Capital investment decisions aim includes allotting the capital investment funds of the firm in the most effective manner to make sure that the returns are the best possible returns. Researchers indicated that there are basically four methods that have been used in practice which are Payback Period (PP),Internal Rate of Return (IRR),Accounting Rate of Return (ARR) and Net Present value (NPV) used by firms to evaluate investment opportunities throughout the world (Atrill & Mclaney, 2008). The Net Present Value (NPV) and Internal Rate of Return (IRR) methods are considered to be discounted cash flow (DCF) methods. The Payback Period (PB) and Average Accounting Rate of Return (ARR) methods are ...view middle of the document...

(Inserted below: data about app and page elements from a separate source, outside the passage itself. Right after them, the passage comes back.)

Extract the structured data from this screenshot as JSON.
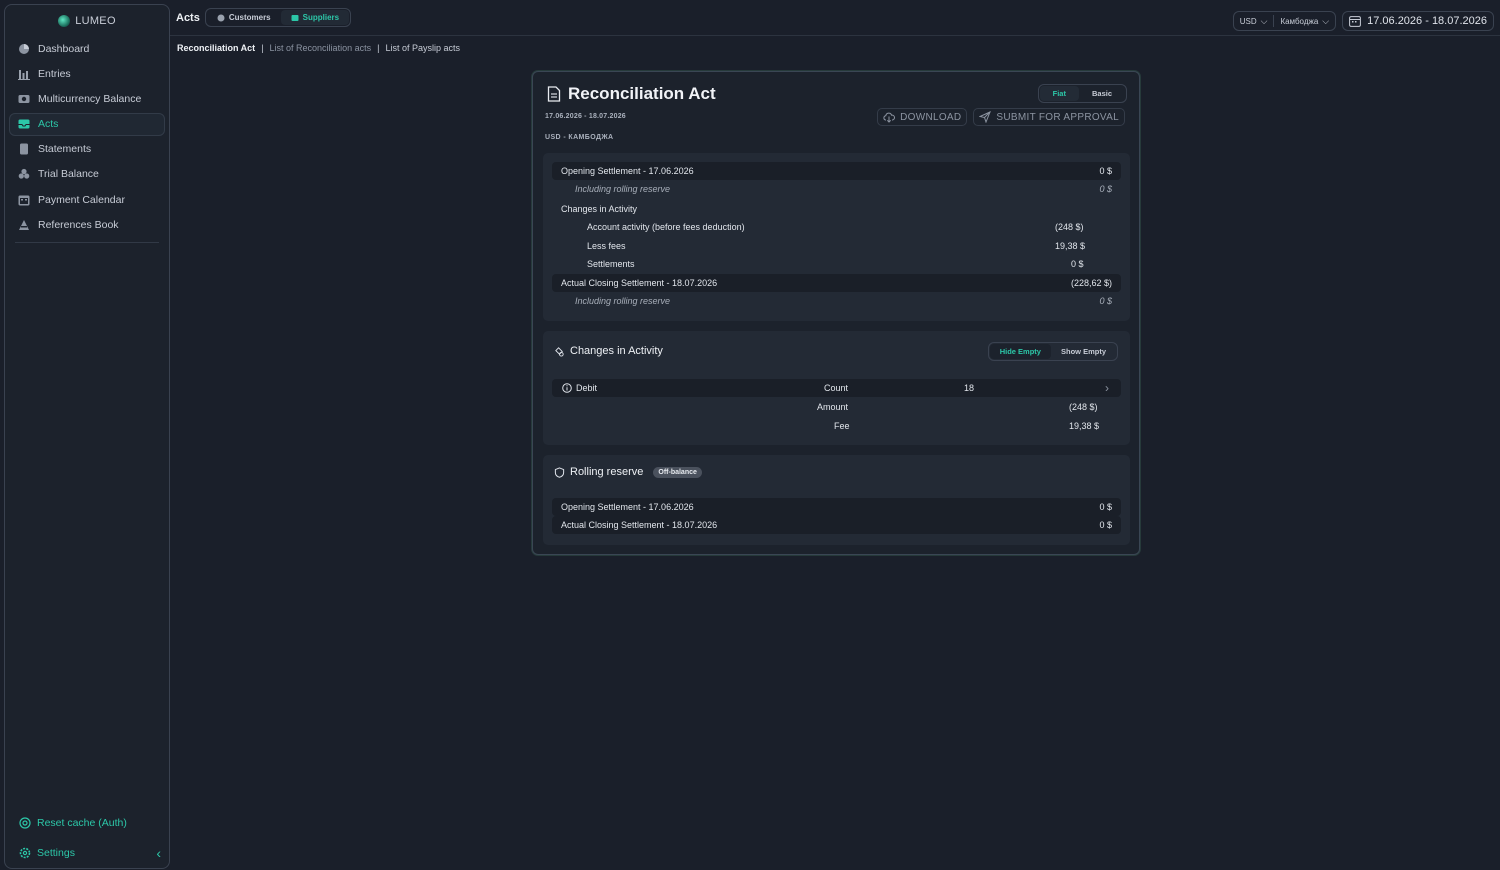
{
  "app": {
    "name": "LUMEO"
  },
  "sidebar": {
    "items": [
      {
        "label": "Dashboard",
        "icon": "dashboard-icon"
      },
      {
        "label": "Entries",
        "icon": "entries-icon"
      },
      {
        "label": "Multicurrency Balance",
        "icon": "multicurrency-icon"
      },
      {
        "label": "Acts",
        "icon": "acts-icon",
        "active": true
      },
      {
        "label": "Statements",
        "icon": "statements-icon"
      },
      {
        "label": "Trial Balance",
        "icon": "trial-balance-icon"
      },
      {
        "label": "Payment Calendar",
        "icon": "calendar-icon"
      },
      {
        "label": "References Book",
        "icon": "references-icon"
      }
    ],
    "reset_cache": "Reset cache (Auth)",
    "settings": "Settings"
  },
  "topbar": {
    "title": "Acts",
    "tabs": [
      {
        "label": "Customers",
        "active": false
      },
      {
        "label": "Suppliers",
        "active": true
      }
    ],
    "currency": "USD",
    "region": "Камбоджа",
    "date_range": "17.06.2026 - 18.07.2026"
  },
  "breadcrumbs": {
    "current": "Reconciliation Act",
    "separator": "|",
    "link1": "List of Reconciliation acts",
    "link2": "List of Payslip acts"
  },
  "act": {
    "title": "Reconciliation Act",
    "date": "17.06.2026 - 18.07.2026",
    "subtitle": "USD - КАМБОДЖА",
    "modes": [
      {
        "label": "Fiat",
        "active": true
      },
      {
        "label": "Basic",
        "active": false
      }
    ],
    "download": "DOWNLOAD",
    "submit": "SUBMIT FOR APPROVAL"
  },
  "summary": {
    "opening_label": "Opening Settlement - 17.06.2026",
    "opening_value": "0 $",
    "rolling1_label": "Including rolling reserve",
    "rolling1_value": "0 $",
    "changes_label": "Changes in Activity",
    "activity_label": "Account activity (before fees deduction)",
    "activity_value": "(248 $)",
    "fees_label": "Less fees",
    "fees_value": "19,38 $",
    "settlements_label": "Settlements",
    "settlements_value": "0 $",
    "closing_label": "Actual Closing Settlement - 18.07.2026",
    "closing_value": "(228,62 $)",
    "rolling2_label": "Including rolling reserve",
    "rolling2_value": "0 $"
  },
  "changes": {
    "title": "Changes in Activity",
    "hide_empty": "Hide Empty",
    "show_empty": "Show Empty",
    "debit_label": "Debit",
    "count_label": "Count",
    "count_value": "18",
    "amount_label": "Amount",
    "amount_value": "(248 $)",
    "fee_label": "Fee",
    "fee_value": "19,38 $"
  },
  "rolling": {
    "title": "Rolling reserve",
    "badge": "Off-balance",
    "opening_label": "Opening Settlement - 17.06.2026",
    "opening_value": "0 $",
    "closing_label": "Actual Closing Settlement - 18.07.2026",
    "closing_value": "0 $"
  },
  "colors": {
    "accent": "#2cc7a8",
    "background": "#1a1f2a",
    "panel": "#232a35"
  }
}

The ARR is considered as a substitute to the IRR in the various contexts where measures or comparisons involving the IRR are deemed relevant (Feenstra, Huijgen, and Wang, 2000).
According to the theory (Atrill and Mclaney, 2008 and Colin, 2008), NPV method is considered to be the most superior technique and it’s most preferred to evaluate investments. The main reason behind this is that it takes account each of the following characteristics like relevant cash flows, timing of cash flows and the objectives of business (Atrill and Mclaney, 2004). Colin (2008) cited that it is easy to compute than IRR and also the ultimate goal of a firm is to maximise shareholder’s wealth, NPV leads to correct decisions compared to IRR.
As a matter of policy, Scheepers (2003), who is the Project Manager, Absa Group IT said investment proposals are usually subjected to two financial tests, “payback” and “internal rate of return (IRR)”. And, the firms generally preferred IRR for evaluating projects but NPV is superior compared to In fact, from a pure theoretical point of view the NPV is considered to be the most accurate technique to evaluate projects. Yet, it is also the most sophisticated of the four, followed by the IRR method. Both non-DCF methods are considered to be less accurate, of which the PB method is the least sophisticated (Hermes, Smid, and Yao, 2006).
5) Must Finance and Strategy Clash?
By Patrick Barwise, Paul R. Marsh, and Robin Wensley
Marketing and finance often disagree about long-term strategic investments. When project analysis is done correctly, however, an investment that makes good marketing sense will also provide competitive advantage (September-October 1989). Simply put, marketing and finance are complementary to each other when the analysis is right. “Must Finance and Strategy Clash?” has arose two questions which are, does the product or service have enough value to enough customers to support prices and volumes that exceed the cost of supplying it, including the opportunity cost of capital, and does the company have enough sources of sustainable competitive advantage to exploit, develop, and defend the opportunity. The first question is central to post-war marketing and the ‘marketing concept’. While for the second question reflects the marketing that emphasis on competitive strategy.
The first question indicates that, strategic investment decision making will influence what the organisation does where it does it and how it does it. Means that what the organisation set of product, service and activities characteristics that defines its current business operation on depending upon the strength of organisation resources, capital and access to the business markets and how the organisation set of business operating processes and activities are to be planned by taking in view the organisation resources and objectives.
Finance theory assumes that a project will be evaluated against its base case that is...